■ Exercise details
Look through the entries. Copy each line that has the word "title".

■ Task inputs
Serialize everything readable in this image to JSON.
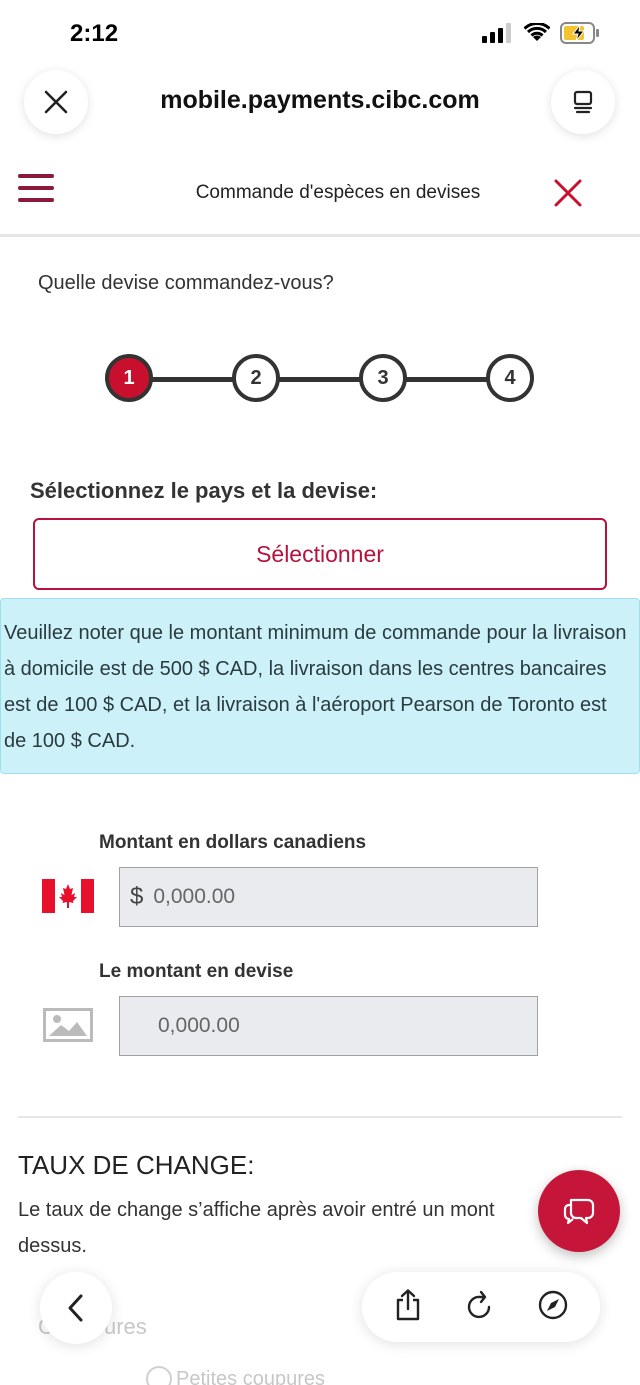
{
  "status_bar": {
    "time": "2:12"
  },
  "browser": {
    "url": "mobile.payments.cibc.com"
  },
  "app_header": {
    "title": "Commande d'espèces en devises"
  },
  "question": "Quelle devise commandez-vous?",
  "stepper": {
    "steps": [
      "1",
      "2",
      "3",
      "4"
    ],
    "active_step": "1"
  },
  "country_select": {
    "label": "Sélectionnez le pays et la devise:",
    "button": "Sélectionner"
  },
  "notice": "Veuillez noter que le montant minimum de commande pour la livraison à domicile est de 500 $ CAD, la livraison dans les centres bancaires est de 100 $ CAD, et la livraison à l'aéroport Pearson de Toronto est de 100 $ CAD.",
  "cad_amount": {
    "label": "Montant en dollars canadiens",
    "currency_symbol": "$",
    "placeholder": "0,000.00"
  },
  "foreign_amount": {
    "label": "Le montant en devise",
    "placeholder": "0,000.00"
  },
  "exchange_rate": {
    "title": "TAUX DE CHANGE:",
    "text": "Le taux de change s’affiche après avoir entré un mont",
    "text_line2": "dessus."
  },
  "partial": {
    "denominations_label": "C",
    "denominations_label_end": "ures",
    "option_small": "Petites coupures"
  },
  "colors": {
    "brand_red": "#c8102e",
    "notice_bg": "#cdf1f8"
  }
}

■ Response
    "title": "Commande d'espèces en devises"
    "title": "TAUX DE CHANGE:",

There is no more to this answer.